Credit card companies are relentless. I called mine last week (not the image above, in case you were wondering. However, I find the name of this card to be ironic... Chase Freedom. Credit Cards are anything but freedom. This is the closest thing to slapping a dead weight on your ankle and throwing yourself overboard.) to ask about car insurance. Since we were renting cars to go to New Hampshire I wanted to know what my coverage was like with this magnificent card I have. The woman on the other side of the call was very pleasant and helpful providing the exact information that I wanted. But before I hung up, she had to give me the latest offer recitation, which had something to do with credit card insurance. Essentially, you would pay a percentage for every $100 on your balance every month to protect you in case of emergency... loss of job, etc. It would ensure that you were not required to pay the minimum balance. Well, in doing a little calculation on my own based on someone who had a few thousand dollars on their card, and this little luxury addition doesn't really add up... or rather it does.
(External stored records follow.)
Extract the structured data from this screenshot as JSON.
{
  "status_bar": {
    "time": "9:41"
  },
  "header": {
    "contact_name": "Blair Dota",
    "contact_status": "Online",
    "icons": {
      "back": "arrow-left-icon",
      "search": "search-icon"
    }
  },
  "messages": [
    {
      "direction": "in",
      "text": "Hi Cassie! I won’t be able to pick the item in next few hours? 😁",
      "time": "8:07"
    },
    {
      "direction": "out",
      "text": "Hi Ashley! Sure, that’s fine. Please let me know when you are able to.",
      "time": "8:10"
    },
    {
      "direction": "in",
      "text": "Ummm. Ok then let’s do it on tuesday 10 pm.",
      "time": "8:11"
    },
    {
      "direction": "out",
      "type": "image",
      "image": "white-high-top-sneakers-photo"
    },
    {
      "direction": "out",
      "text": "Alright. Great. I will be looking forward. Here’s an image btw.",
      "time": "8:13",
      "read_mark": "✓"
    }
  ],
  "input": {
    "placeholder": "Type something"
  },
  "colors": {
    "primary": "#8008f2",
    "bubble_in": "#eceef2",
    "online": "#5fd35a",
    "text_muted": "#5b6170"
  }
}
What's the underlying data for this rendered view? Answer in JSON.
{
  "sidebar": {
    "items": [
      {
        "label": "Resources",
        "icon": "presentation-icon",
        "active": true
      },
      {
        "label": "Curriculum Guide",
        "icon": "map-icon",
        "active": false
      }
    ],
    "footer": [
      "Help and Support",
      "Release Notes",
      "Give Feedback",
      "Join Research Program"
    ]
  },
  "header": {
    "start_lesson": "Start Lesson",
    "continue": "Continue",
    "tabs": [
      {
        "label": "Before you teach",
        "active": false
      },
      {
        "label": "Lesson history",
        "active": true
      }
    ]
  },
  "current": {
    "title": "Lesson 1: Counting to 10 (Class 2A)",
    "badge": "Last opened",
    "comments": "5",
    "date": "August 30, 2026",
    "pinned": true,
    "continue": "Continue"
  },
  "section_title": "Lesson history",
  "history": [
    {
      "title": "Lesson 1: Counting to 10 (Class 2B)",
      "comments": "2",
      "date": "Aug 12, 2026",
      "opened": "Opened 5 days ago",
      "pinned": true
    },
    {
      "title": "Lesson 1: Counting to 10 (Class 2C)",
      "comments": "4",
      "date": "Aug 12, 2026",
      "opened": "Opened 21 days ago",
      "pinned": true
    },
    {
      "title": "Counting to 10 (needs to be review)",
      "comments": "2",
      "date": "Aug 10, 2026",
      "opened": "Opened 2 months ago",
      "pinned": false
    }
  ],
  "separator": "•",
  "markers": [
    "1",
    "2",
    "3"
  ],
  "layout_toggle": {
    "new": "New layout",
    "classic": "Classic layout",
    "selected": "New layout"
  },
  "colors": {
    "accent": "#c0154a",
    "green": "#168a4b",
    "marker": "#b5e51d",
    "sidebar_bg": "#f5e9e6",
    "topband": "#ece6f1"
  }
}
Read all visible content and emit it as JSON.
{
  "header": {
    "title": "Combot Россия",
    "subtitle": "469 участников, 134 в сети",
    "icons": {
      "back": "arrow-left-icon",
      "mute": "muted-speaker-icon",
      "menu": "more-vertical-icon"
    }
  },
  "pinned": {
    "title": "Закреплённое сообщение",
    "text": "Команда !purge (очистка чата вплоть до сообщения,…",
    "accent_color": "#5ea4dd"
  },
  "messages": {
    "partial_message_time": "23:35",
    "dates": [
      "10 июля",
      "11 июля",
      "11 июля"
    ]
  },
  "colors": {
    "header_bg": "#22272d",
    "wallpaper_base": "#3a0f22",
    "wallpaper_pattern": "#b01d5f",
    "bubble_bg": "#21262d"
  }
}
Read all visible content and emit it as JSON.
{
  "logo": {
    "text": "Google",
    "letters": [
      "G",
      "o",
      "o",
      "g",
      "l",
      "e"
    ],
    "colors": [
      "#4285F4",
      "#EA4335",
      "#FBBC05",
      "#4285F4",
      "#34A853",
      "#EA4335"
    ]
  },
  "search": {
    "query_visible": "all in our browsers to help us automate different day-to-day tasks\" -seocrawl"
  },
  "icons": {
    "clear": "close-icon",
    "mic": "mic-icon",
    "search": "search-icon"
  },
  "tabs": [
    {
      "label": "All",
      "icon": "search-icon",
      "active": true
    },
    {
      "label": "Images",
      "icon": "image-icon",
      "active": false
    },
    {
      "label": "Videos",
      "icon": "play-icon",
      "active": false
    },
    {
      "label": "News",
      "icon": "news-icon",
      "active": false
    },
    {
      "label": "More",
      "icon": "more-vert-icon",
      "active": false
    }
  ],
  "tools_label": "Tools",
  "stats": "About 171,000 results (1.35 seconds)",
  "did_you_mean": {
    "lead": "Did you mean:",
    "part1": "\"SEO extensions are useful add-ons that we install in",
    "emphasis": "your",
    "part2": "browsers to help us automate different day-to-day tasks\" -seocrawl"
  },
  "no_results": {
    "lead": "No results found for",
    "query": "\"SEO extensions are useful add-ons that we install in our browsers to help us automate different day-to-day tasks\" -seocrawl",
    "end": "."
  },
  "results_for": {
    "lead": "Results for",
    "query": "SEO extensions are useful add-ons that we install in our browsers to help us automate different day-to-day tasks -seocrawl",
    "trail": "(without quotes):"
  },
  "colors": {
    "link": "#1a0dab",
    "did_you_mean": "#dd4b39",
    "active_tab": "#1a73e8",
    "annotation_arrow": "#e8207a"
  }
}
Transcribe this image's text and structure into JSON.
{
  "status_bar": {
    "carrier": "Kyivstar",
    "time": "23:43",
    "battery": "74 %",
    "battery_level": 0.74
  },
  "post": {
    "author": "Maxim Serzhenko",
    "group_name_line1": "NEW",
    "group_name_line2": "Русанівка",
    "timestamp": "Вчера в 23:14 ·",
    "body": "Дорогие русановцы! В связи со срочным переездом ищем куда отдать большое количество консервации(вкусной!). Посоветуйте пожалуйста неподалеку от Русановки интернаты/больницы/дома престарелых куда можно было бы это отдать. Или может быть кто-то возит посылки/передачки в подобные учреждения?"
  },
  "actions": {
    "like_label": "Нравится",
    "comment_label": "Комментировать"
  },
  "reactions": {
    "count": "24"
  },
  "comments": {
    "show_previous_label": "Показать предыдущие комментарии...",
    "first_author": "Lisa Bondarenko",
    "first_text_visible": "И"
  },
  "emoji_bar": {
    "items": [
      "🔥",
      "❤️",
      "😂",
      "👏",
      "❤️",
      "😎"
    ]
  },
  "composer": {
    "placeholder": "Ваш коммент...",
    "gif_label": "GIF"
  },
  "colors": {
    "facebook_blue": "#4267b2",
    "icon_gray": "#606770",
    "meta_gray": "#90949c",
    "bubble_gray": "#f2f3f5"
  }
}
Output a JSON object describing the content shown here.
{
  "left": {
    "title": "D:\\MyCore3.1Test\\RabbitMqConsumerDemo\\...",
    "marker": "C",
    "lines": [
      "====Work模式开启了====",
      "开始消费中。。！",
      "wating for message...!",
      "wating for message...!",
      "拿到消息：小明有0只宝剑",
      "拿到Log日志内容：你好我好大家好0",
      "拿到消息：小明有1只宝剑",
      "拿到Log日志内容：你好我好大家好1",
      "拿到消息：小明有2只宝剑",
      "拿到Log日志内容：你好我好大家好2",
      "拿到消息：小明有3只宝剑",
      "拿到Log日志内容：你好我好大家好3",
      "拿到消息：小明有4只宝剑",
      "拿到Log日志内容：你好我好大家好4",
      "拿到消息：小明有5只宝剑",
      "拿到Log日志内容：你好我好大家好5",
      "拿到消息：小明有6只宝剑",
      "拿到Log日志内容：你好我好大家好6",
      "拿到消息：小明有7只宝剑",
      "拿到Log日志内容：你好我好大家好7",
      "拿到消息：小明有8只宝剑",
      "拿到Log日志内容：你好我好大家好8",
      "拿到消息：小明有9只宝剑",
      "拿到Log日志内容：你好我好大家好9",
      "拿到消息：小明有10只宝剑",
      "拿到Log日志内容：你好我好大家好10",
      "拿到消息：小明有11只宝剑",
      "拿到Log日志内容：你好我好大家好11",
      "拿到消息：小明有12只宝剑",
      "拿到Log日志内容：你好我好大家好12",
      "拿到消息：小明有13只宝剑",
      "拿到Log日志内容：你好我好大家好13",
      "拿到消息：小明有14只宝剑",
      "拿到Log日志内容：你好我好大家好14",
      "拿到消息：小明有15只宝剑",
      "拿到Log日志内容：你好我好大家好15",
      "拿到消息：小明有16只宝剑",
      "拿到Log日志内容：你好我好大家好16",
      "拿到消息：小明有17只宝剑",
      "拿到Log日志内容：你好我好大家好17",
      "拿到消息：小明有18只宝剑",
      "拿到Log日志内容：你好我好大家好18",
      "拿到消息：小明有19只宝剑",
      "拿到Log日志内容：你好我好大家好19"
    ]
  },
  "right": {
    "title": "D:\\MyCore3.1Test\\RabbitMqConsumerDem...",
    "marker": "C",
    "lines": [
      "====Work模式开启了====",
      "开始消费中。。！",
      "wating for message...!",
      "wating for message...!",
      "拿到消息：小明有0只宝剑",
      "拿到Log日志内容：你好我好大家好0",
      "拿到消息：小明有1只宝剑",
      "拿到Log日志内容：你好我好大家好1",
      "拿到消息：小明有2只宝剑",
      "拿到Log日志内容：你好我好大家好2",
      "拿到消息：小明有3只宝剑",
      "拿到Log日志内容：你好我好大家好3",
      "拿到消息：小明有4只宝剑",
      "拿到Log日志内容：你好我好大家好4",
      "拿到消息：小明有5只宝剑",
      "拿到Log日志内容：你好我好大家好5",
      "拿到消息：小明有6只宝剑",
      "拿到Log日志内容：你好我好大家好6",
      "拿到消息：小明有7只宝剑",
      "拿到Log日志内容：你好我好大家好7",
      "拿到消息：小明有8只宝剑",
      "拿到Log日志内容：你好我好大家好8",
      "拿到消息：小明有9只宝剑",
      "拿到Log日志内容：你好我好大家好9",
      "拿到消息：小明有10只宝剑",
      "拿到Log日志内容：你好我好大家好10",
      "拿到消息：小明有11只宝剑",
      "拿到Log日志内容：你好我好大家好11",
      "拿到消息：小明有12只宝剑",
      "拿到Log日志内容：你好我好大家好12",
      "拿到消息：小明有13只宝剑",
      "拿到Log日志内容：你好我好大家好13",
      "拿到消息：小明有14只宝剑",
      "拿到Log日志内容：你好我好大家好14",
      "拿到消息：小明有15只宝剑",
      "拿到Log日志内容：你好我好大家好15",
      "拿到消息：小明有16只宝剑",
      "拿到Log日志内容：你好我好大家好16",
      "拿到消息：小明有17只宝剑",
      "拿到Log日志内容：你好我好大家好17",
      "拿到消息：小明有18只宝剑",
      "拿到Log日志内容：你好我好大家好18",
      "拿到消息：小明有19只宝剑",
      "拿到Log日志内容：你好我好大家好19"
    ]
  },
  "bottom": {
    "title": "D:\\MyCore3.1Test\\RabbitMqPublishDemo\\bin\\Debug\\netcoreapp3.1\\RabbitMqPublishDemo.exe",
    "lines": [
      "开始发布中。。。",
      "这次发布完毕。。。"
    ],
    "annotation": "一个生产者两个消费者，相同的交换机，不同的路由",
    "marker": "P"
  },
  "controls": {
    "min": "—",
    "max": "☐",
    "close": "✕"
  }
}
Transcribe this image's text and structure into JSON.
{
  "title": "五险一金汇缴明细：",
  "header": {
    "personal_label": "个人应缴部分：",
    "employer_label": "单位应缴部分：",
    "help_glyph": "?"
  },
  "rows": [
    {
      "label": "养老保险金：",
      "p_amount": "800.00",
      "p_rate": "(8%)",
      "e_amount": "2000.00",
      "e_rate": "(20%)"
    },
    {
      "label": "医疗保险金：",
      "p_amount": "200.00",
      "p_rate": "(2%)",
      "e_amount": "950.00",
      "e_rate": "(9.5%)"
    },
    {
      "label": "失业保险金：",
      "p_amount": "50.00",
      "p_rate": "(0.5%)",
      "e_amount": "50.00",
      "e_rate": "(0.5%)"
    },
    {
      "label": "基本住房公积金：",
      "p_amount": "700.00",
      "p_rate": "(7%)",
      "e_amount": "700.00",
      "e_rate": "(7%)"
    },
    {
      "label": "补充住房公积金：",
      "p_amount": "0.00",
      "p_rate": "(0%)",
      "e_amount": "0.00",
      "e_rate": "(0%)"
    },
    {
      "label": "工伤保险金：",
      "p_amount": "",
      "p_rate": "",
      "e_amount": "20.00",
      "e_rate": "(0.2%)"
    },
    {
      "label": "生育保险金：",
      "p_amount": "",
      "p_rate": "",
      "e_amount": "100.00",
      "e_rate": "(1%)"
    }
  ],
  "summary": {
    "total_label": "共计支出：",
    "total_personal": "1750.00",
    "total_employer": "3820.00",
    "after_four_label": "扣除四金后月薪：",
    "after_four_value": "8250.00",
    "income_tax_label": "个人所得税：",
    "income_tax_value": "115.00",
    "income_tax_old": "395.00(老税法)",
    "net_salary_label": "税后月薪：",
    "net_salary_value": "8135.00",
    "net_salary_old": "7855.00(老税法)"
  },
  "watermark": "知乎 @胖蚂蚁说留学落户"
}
In fact, my co-worker Jen and I discovered that some people would probably be paying twice the amount of their minimum balance to protect themselves "just in case." It seems to me that they would be better off just paying double on the balance and getting rid of it altogether. As if people weren't in enough debt.

I was reading a book called "All Your Worth" about how to save and use your money wisely. It was actually quite practical and useful, and I thought that the majority of the American population should be reading this book, including the government. If it works for the ordinary man, it should work for the national government. Anyway, the authors were talking about the amount of credit card debt this country is floundering under. In fact, much of the book was dedicated to making a financial plan that would get you out of such a debt and start preparing for the future. Luckily, that part didn't really apply to me as I do not carry a balance on my credit card. It kind of frightens me how many people carry a balance on their card and how much that balance is. I am grateful for parents who taught me to be financially responsible.

But credit card companies don't really care if you pay off your bill every month. In fact, they prefer that you don't because they can slap on interest rates and other miscellaneous fees, which is where they make their millions. It's not surprising that they would infiltrate college campuses and send recent graduates offers in the mail on a weekly basis. It's no surprise that they entice the over-spending public with enticing offers such as 0% interest on balance transfers, rewards and points, cash back and low introductory rates. I admit that I have been succored into some of these offers, but in the end... it's still a credit card, which means it isn't real money.

I don't think it's bad to have a credit card to build credit and use to buy plane tickets and other such large purchases, but if you can't afford to pay for it right now, then perhaps you shouldn't bother buying it. The reality is that you might think that buying some item because it's on sale and it's a super good deal is a good idea, but you might not think so when you put it on your card and take 10 years to pay it back... you will find that you just spent $1200 for an item that was only worth $150. So many people get in trouble one purchase at a time not realizing how quickly they are digging a never ending pit for themselves. It kind of disgusts me that credit card companies target college kids and young people who probably don't have the funds or discipline to handle having a credit card (this is a gross generalization, and I have no intention of offending anyone). And then they send these offers to me in the mail at least once a week. It's relentless and insane and a waste of their money because I just rip them up and throw them away. They should feel bad about the effect all this superfluous printing is having on our environment. Cameron and I talked about writing RETURN TO SENDER on them. Perhaps it is time to put an end to the evil empire.

1 comment:

Nicole Cave said...

We honestly never use a credit card unless we are going out of town and we know that we can pay it off. I simply hate them!!